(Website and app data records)

******

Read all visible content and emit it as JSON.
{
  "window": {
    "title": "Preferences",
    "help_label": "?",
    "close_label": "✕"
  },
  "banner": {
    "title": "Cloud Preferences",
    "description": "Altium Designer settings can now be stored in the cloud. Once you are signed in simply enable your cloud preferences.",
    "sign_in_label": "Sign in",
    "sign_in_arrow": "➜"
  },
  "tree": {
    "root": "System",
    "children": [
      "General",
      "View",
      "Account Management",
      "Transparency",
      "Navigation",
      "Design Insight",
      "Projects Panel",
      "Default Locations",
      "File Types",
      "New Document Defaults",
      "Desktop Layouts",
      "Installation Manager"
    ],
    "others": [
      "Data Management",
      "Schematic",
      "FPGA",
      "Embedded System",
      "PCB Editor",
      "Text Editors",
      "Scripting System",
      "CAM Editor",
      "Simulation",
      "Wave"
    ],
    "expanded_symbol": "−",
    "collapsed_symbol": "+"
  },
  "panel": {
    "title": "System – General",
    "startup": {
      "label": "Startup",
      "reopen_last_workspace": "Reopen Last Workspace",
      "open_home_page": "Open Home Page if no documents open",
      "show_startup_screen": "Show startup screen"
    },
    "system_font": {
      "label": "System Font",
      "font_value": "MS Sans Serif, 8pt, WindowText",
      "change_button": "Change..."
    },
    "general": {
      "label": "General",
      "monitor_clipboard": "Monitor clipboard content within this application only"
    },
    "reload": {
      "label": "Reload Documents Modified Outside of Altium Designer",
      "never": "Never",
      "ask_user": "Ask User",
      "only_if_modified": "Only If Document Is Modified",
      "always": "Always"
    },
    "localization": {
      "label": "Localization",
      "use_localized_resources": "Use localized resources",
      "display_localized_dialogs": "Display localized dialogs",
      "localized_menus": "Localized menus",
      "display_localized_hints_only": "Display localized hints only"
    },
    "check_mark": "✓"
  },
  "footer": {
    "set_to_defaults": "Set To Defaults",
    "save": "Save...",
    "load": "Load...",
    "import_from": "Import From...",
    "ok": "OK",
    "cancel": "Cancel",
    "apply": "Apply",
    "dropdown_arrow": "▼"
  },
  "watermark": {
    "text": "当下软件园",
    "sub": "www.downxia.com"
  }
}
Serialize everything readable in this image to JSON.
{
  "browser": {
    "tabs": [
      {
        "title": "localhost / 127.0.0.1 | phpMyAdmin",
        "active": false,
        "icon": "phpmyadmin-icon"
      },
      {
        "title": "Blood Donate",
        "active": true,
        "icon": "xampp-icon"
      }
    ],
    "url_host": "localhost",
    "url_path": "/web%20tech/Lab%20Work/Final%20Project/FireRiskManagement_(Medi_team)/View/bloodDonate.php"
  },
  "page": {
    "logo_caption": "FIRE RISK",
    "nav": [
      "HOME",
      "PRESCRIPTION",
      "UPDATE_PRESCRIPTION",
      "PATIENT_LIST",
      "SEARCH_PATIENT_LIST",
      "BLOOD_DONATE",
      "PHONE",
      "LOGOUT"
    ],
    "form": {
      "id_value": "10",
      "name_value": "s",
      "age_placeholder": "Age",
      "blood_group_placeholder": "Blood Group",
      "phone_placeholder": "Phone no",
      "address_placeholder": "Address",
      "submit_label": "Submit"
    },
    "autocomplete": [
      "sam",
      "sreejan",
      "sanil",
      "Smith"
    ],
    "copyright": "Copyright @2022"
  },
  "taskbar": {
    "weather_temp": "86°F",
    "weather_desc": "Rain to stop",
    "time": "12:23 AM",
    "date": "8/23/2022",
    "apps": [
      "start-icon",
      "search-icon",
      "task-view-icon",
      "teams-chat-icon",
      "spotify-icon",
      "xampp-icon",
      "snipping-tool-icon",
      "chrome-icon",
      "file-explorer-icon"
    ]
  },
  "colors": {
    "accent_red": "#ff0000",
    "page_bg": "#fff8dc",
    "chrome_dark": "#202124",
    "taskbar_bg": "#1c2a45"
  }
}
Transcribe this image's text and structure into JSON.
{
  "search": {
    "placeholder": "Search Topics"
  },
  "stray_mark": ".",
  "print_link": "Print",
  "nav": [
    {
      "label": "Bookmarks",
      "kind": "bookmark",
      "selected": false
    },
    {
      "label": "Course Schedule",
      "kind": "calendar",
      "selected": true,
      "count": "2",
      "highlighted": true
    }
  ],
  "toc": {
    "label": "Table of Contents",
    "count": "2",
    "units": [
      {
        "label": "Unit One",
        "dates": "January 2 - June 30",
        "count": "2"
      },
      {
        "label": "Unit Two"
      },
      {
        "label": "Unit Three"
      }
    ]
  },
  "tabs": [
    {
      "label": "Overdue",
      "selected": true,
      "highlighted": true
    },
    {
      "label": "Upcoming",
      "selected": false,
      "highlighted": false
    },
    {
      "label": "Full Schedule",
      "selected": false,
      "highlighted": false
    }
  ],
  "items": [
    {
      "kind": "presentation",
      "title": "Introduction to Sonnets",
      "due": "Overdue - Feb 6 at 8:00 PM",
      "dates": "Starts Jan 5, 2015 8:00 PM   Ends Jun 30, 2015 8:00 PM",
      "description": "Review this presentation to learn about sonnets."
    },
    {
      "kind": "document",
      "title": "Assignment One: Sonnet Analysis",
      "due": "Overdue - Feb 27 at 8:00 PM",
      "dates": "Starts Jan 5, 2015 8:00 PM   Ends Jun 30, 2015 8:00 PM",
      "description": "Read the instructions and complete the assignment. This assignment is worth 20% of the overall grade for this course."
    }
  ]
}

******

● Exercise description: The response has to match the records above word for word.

● Expected output:
Read all visible content and emit it as JSON.
{
  "window": {
    "title": "Preferences",
    "help_label": "?",
    "close_label": "✕"
  },
  "banner": {
    "title": "Cloud Preferences",
    "description": "Altium Designer settings can now be stored in the cloud. Once you are signed in simply enable your cloud preferences.",
    "sign_in_label": "Sign in",
    "sign_in_arrow": "➜"
  },
  "tree": {
    "root": "System",
    "children": [
      "General",
      "View",
      "Account Management",
      "Transparency",
      "Navigation",
      "Design Insight",
      "Projects Panel",
      "Default Locations",
      "File Types",
      "New Document Defaults",
      "Desktop Layouts",
      "Installation Manager"
    ],
    "others": [
      "Data Management",
      "Schematic",
      "FPGA",
      "Embedded System",
      "PCB Editor",
      "Text Editors",
      "Scripting System",
      "CAM Editor",
      "Simulation",
      "Wave"
    ],
    "expanded_symbol": "−",
    "collapsed_symbol": "+"
  },
  "panel": {
    "title": "System – General",
    "startup": {
      "label": "Startup",
      "reopen_last_workspace": "Reopen Last Workspace",
      "open_home_page": "Open Home Page if no documents open",
      "show_startup_screen": "Show startup screen"
    },
    "system_font": {
      "label": "System Font",
      "font_value": "MS Sans Serif, 8pt, WindowText",
      "change_button": "Change..."
    },
    "general": {
      "label": "General",
      "monitor_clipboard": "Monitor clipboard content within this application only"
    },
    "reload": {
      "label": "Reload Documents Modified Outside of Altium Designer",
      "never": "Never",
      "ask_user": "Ask User",
      "only_if_modified": "Only If Document Is Modified",
      "always": "Always"
    },
    "localization": {
      "label": "Localization",
      "use_localized_resources": "Use localized resources",
      "display_localized_dialogs": "Display localized dialogs",
      "localized_menus": "Localized menus",
      "display_localized_hints_only": "Display localized hints only"
    },
    "check_mark": "✓"
  },
  "footer": {
    "set_to_defaults": "Set To Defaults",
    "save": "Save...",
    "load": "Load...",
    "import_from": "Import From...",
    "ok": "OK",
    "cancel": "Cancel",
    "apply": "Apply",
    "dropdown_arrow": "▼"
  },
  "watermark": {
    "text": "当下软件园",
    "sub": "www.downxia.com"
  }
}
Serialize everything readable in this image to JSON.
{
  "browser": {
    "tabs": [
      {
        "title": "localhost / 127.0.0.1 | phpMyAdmin",
        "active": false,
        "icon": "phpmyadmin-icon"
      },
      {
        "title": "Blood Donate",
        "active": true,
        "icon": "xampp-icon"
      }
    ],
    "url_host": "localhost",
    "url_path": "/web%20tech/Lab%20Work/Final%20Project/FireRiskManagement_(Medi_team)/View/bloodDonate.php"
  },
  "page": {
    "logo_caption": "FIRE RISK",
    "nav": [
      "HOME",
      "PRESCRIPTION",
      "UPDATE_PRESCRIPTION",
      "PATIENT_LIST",
      "SEARCH_PATIENT_LIST",
      "BLOOD_DONATE",
      "PHONE",
      "LOGOUT"
    ],
    "form": {
      "id_value": "10",
      "name_value": "s",
      "age_placeholder": "Age",
      "blood_group_placeholder": "Blood Group",
      "phone_placeholder": "Phone no",
      "address_placeholder": "Address",
      "submit_label": "Submit"
    },
    "autocomplete": [
      "sam",
      "sreejan",
      "sanil",
      "Smith"
    ],
    "copyright": "Copyright @2022"
  },
  "taskbar": {
    "weather_temp": "86°F",
    "weather_desc": "Rain to stop",
    "time": "12:23 AM",
    "date": "8/23/2022",
    "apps": [
      "start-icon",
      "search-icon",
      "task-view-icon",
      "teams-chat-icon",
      "spotify-icon",
      "xampp-icon",
      "snipping-tool-icon",
      "chrome-icon",
      "file-explorer-icon"
    ]
  },
  "colors": {
    "accent_red": "#ff0000",
    "page_bg": "#fff8dc",
    "chrome_dark": "#202124",
    "taskbar_bg": "#1c2a45"
  }
}
Transcribe this image's text and structure into JSON.
{
  "search": {
    "placeholder": "Search Topics"
  },
  "stray_mark": ".",
  "print_link": "Print",
  "nav": [
    {
      "label": "Bookmarks",
      "kind": "bookmark",
      "selected": false
    },
    {
      "label": "Course Schedule",
      "kind": "calendar",
      "selected": true,
      "count": "2",
      "highlighted": true
    }
  ],
  "toc": {
    "label": "Table of Contents",
    "count": "2",
    "units": [
      {
        "label": "Unit One",
        "dates": "January 2 - June 30",
        "count": "2"
      },
      {
        "label": "Unit Two"
      },
      {
        "label": "Unit Three"
      }
    ]
  },
  "tabs": [
    {
      "label": "Overdue",
      "selected": true,
      "highlighted": true
    },
    {
      "label": "Upcoming",
      "selected": false,
      "highlighted": false
    },
    {
      "label": "Full Schedule",
      "selected": false,
      "highlighted": false
    }
  ],
  "items": [
    {
      "kind": "presentation",
      "title": "Introduction to Sonnets",
      "due": "Overdue - Feb 6 at 8:00 PM",
      "dates": "Starts Jan 5, 2015 8:00 PM   Ends Jun 30, 2015 8:00 PM",
      "description": "Review this presentation to learn about sonnets."
    },
    {
      "kind": "document",
      "title": "Assignment One: Sonnet Analysis",
      "due": "Overdue - Feb 27 at 8:00 PM",
      "dates": "Starts Jan 5, 2015 8:00 PM   Ends Jun 30, 2015 8:00 PM",
      "description": "Read the instructions and complete the assignment. This assignment is worth 20% of the overall grade for this course."
    }
  ]
}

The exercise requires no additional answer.